'He is the saving strength of His anointed' (Psa. 28:8).
'He is their strength in the time of trouble' (Psa. 37:39).
The Man of Sin is opposed to God and all His ways, and naturally turns
elsewhere for strength.  Psalm 52, while speaking in the first place of Doeg
the Edomite, is prophetic also of the Man of Sin:
'This is the man that made not God his strength (maoz) ... and
strengthened (azaz) himself in his wickedness' (Psa. 52:7).
Psalm 68 is also prophetic of the time of the end.  It speaks
prophetically of Christ's ascension.  'Thou hast ascended on high' (verse
18), and also of His Second Coming: 'His strength is in the clouds' (verse
In the blessing pronounced by Moses, when he looks down the ages to the
time of the end, he says:
'There is none like unto the God of Jeshurun, Who rideth upon the
heaven in thy help, and in His excellency on the sky' (Deut. 33:26).
This is the prophetic answer to the world's cry at the empowering of
the Beast: 'Who is like unto the Beast?  who is able to make war with him?'
If the power of the Beast is the power of the 'air', it is equally true that
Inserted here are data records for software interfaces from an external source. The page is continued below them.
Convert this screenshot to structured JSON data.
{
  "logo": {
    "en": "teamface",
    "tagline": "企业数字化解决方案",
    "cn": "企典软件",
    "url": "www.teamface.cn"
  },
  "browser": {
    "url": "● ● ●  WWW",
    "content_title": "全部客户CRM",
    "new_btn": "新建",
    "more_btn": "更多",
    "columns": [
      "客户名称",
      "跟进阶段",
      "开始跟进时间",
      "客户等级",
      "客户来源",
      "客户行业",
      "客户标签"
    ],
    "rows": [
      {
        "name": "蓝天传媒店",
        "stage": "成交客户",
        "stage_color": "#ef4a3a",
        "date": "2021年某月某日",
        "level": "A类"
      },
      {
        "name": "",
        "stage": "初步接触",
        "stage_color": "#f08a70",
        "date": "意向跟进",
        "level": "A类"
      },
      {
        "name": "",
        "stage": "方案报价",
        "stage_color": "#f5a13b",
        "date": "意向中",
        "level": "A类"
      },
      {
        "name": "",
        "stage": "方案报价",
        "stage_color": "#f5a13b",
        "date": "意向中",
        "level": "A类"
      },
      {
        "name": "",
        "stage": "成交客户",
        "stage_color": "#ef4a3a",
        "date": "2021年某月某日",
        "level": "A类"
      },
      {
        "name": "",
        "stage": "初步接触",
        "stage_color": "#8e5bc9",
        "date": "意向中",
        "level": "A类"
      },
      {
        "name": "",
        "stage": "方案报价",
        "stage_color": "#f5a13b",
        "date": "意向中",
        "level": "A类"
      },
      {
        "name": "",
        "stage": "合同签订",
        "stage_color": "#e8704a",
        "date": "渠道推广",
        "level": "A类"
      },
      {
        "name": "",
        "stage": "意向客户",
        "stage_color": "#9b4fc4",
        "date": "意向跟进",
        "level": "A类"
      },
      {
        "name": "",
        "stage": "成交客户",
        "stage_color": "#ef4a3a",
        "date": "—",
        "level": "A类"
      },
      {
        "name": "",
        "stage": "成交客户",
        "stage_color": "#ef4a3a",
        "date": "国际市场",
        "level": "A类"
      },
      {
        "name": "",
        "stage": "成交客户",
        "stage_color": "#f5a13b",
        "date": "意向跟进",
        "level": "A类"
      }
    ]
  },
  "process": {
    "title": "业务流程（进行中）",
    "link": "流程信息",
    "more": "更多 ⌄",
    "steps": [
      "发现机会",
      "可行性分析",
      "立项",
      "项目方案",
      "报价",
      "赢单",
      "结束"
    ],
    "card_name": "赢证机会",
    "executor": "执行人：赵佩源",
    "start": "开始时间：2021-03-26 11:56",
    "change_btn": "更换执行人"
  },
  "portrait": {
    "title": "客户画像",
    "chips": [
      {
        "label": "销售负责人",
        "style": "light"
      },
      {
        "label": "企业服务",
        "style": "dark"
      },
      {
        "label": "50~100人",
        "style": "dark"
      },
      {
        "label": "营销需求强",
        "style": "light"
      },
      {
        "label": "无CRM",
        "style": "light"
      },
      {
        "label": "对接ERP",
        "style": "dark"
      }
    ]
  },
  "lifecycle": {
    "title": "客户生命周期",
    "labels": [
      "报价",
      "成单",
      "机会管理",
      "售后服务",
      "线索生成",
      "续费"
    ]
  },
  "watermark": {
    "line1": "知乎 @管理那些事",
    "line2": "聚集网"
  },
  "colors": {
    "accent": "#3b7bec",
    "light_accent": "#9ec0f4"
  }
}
the Deliverer of Israel 'rides upon the heaven ... and on the sky'.  In Psalm
68 also, we read: 'Him that rideth upon the heavens' (Psa. 68:4,33). For the
same reason the Second Coming is often associated with 'clouds'.
Isaiah speaks of the day to come when Israel will be tempted to trust
in chariots and horses, instead of looking to the Holy One of Israel (Isa.
31:1).  This will be following the policy of the Man of Sin, 'the man who
made not God his strength' (Psa. 52:7).  After rebuking Israel for their
trust in the arm of flesh, the passage goes on to speak of the deliverance
that will be accomplished by the Lord:
'... so shall the Lord of hosts come down to fight for mount Zion, and
for the hill thereof.  As birds flying, so will the Lord of hosts
defend Jerusalem; defending also He will deliver it; and passing over
(hovering over) He will preserve it' (Isa. 31:4,5).
We are anxious not to fall into the mistake of misusing the prophets by
attempting to prophesy ourselves.  We simply draw attention to a series of
facts, which have an obvious bearing on the subject before us, and leave the
reader to draw his own conclusions.  It is clear that the great world power
at the time of the end will be considered invincible.  Its leader will
receive power from Satan, and will worship one god only, a 'god of munitions'
(Dan. 11:38 margin).  As we also know, he will worship Satan and so it seems
clear that this god of munitions must be Satan himself.  The Scriptures refer
to Satan as 'the Prince of the authority of the air', and it is the general
conviction among all nations that supremacy in the air and worldwide dominion
will, in the future, go together.  It is clear that the allusions to the
deliverance of Israel by the Lord, Whose 'strength is in the clouds', Whose
excellency is 'on the sky', and Who will at length defend Jerusalem 'as birds